Implantable cardioverter-defibrillator therapy in Australia, 2002-2015
Objectives: Quantify hospitalisation trends for implantable cardioverter-defibrillator (ICD) procedures and costs.
Design and setting: Retrospective observational study using Australian hospitalisation procedure data.
Participants: Patients with an ICD insertion, replacement, adjustment or removal procedure code (2002-2014).
Main outcome measures: Number of ICD procedures stratified by procedure year, patient age (0-34; 35-69; ≥70 years) and sex. Age-adjusted population procedure rates per 100,000 population. Number of procedures associated with a complication. Estimated annual hospitalisation costs for ICD procedures.
Results: Between 2002 and 2014, the annual number of ICD procedures increased 2.5-fold (1,844 to 6,504). Across all procedures, patients aged ≥70 years had considerably higher rates than their younger counterparts. For example, in 2014, the ICD replacement rate was 70 times higher for those aged ≥70 years than patients aged 0-34 years (43.9 vs. 0.6/100,000 population). The complication rate decreased from 45% to 19%, due primarily to a coding change. Across all years and procedure types, males underwent the majority of procedures (67-86%). The annual number of removals represented ≥4% of the number of insertions per year. Between 2011 and 2013, the annual cost of ICD hospitalisations increased 7% (A$144,036,822 vs. A$154,555,814) and aggregate costs for these 3 years was A$445,644,566.
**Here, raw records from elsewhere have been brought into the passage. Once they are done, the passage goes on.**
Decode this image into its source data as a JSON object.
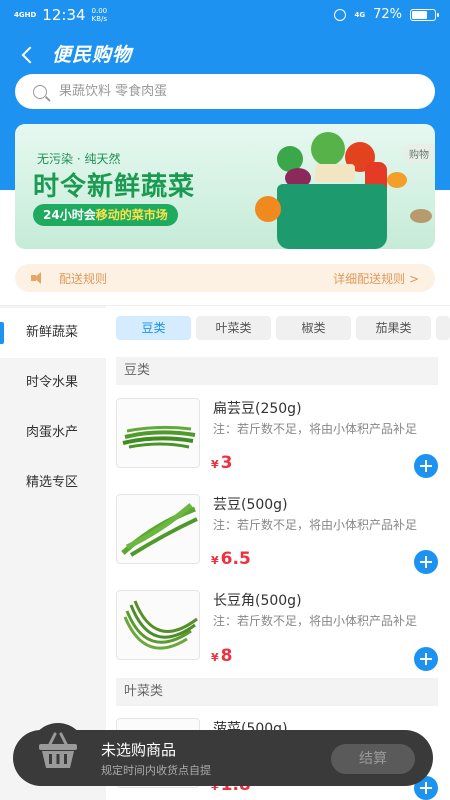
{
  "status_bar": {
    "network": "4GHD",
    "time": "12:34",
    "speed_value": "0.00",
    "speed_unit": "KB/s",
    "signal": "4G",
    "battery": "72%",
    "battery_level": 0.72
  },
  "header": {
    "title": "便民购物"
  },
  "search": {
    "placeholder": "果蔬饮料 零食肉蛋"
  },
  "banner": {
    "tagline": "无污染 · 纯天然",
    "headline": "时令新鲜蔬菜",
    "pill_prefix": "24小时会",
    "pill_highlight": "移动的菜市场",
    "corner_label": "购物"
  },
  "delivery": {
    "label": "配送规则",
    "detail_link": "详细配送规则 >"
  },
  "sidebar": {
    "items": [
      {
        "label": "新鲜蔬菜",
        "active": true
      },
      {
        "label": "时令水果",
        "active": false
      },
      {
        "label": "肉蛋水产",
        "active": false
      },
      {
        "label": "精选专区",
        "active": false
      }
    ]
  },
  "subtabs": [
    {
      "label": "豆类",
      "active": true
    },
    {
      "label": "叶菜类",
      "active": false
    },
    {
      "label": "椒类",
      "active": false
    },
    {
      "label": "茄果类",
      "active": false
    }
  ],
  "sections": [
    {
      "title": "豆类"
    },
    {
      "title": "叶菜类"
    }
  ],
  "products": [
    {
      "name": "扁芸豆(250g)",
      "note": "注：若斤数不足，将由小体积产品补足",
      "currency": "¥",
      "price": "3"
    },
    {
      "name": "芸豆(500g)",
      "note": "注：若斤数不足，将由小体积产品补足",
      "currency": "¥",
      "price": "6.5"
    },
    {
      "name": "长豆角(500g)",
      "note": "注：若斤数不足，将由小体积产品补足",
      "currency": "¥",
      "price": "8"
    },
    {
      "name": "菠菜(500g)",
      "note": "",
      "currency": "¥",
      "price": "1.8"
    }
  ],
  "cart": {
    "title": "未选购商品",
    "subtitle": "规定时间内收货点自提",
    "checkout_label": "结算"
  },
  "colors": {
    "primary": "#1d92f0",
    "price": "#f0303e",
    "banner_green": "#1b9b52",
    "rules_bg": "#fdf1e4",
    "rules_text": "#e09a5a"
  }
}
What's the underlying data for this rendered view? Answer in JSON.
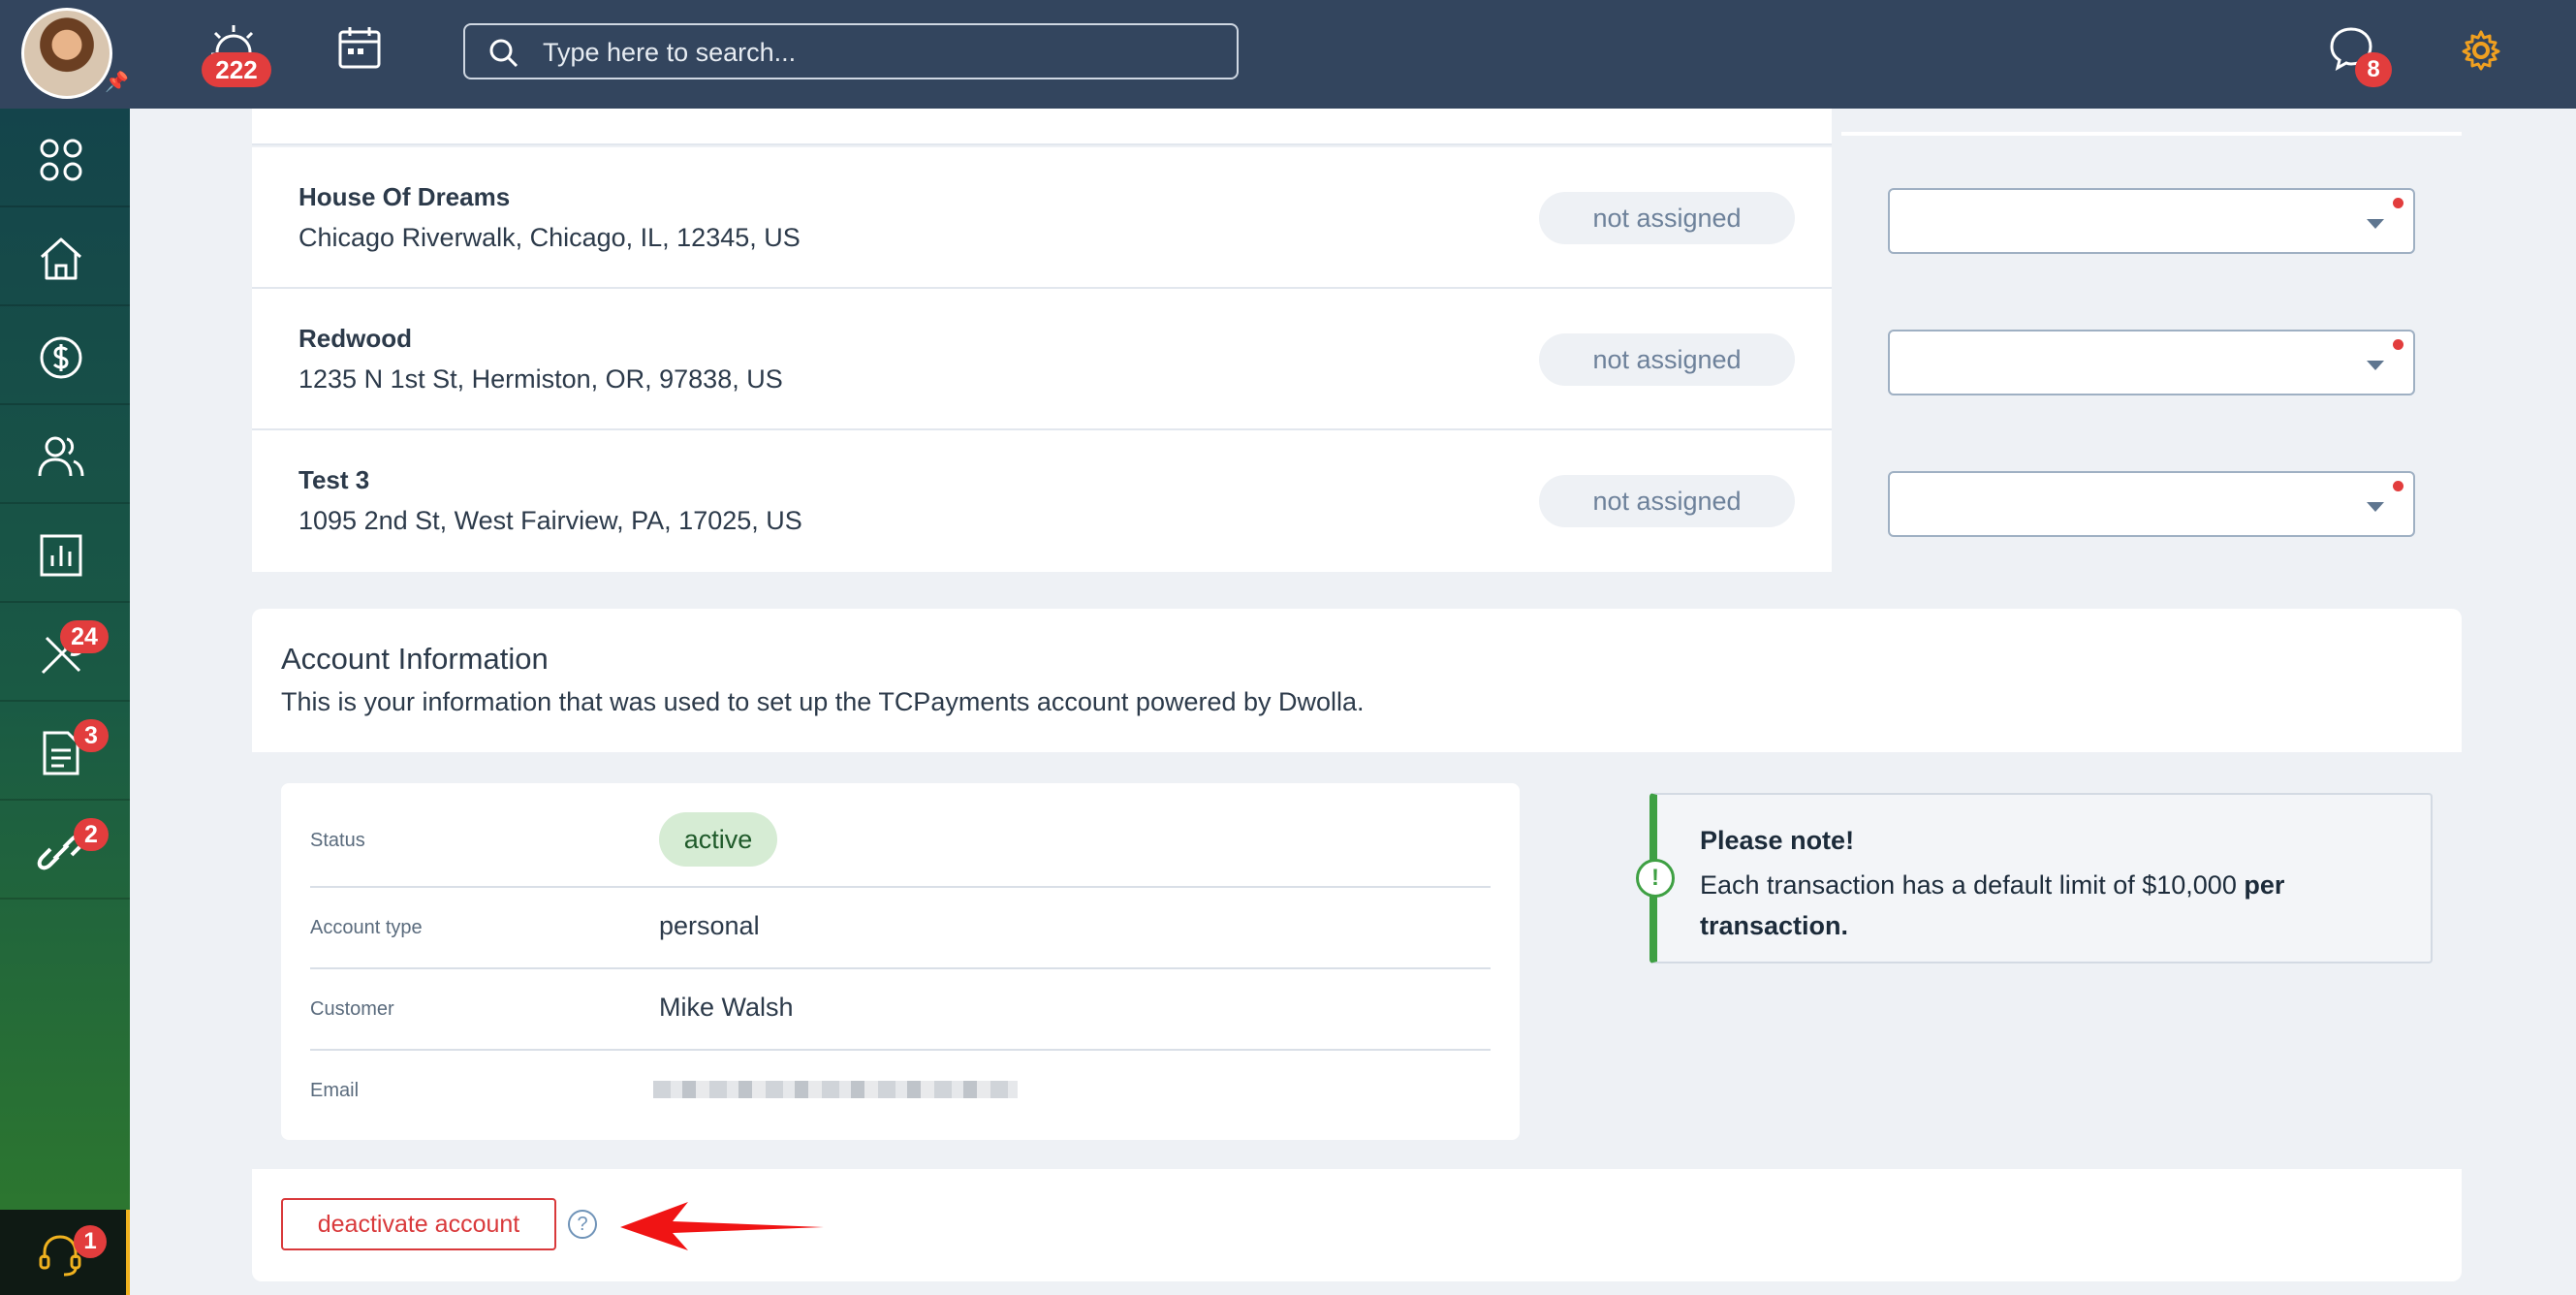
{
  "header": {
    "alerts_badge": "222",
    "search_placeholder": "Type here to search...",
    "messages_badge": "8"
  },
  "sidebar": {
    "badges": {
      "maintenance": "24",
      "documents": "3",
      "links": "2",
      "support": "1"
    }
  },
  "properties": [
    {
      "name": "House Of Dreams",
      "address": "Chicago Riverwalk, Chicago, IL, 12345, US",
      "status": "not assigned"
    },
    {
      "name": "Redwood",
      "address": "1235 N 1st St, Hermiston, OR, 97838, US",
      "status": "not assigned"
    },
    {
      "name": "Test 3",
      "address": "1095 2nd St, West Fairview, PA, 17025, US",
      "status": "not assigned"
    }
  ],
  "account": {
    "title": "Account Information",
    "subtitle": "This is your information that was used to set up the TCPayments account powered by Dwolla.",
    "status_label": "Status",
    "status_value": "active",
    "type_label": "Account type",
    "type_value": "personal",
    "customer_label": "Customer",
    "customer_value": "Mike Walsh",
    "email_label": "Email"
  },
  "note": {
    "title": "Please note!",
    "body_prefix": "Each transaction has a default limit of $10,000 ",
    "body_bold": "per transaction."
  },
  "actions": {
    "deactivate_label": "deactivate account",
    "help_symbol": "?"
  },
  "colors": {
    "topbar": "#33455e",
    "accent_red": "#d9393b",
    "success_green": "#3ea043",
    "gear_orange": "#f0a020"
  }
}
Conclusion: ICD procedures are increasing in Australia across all age groups, particularly for Australians aged ≥70 years. Given these increases, further studies should examine patterns of care associated with ICD therapy, particularly examining patient and/or hospital factors associated with adverse events, such as removals, to better understand and ultimately improve patient outcomes.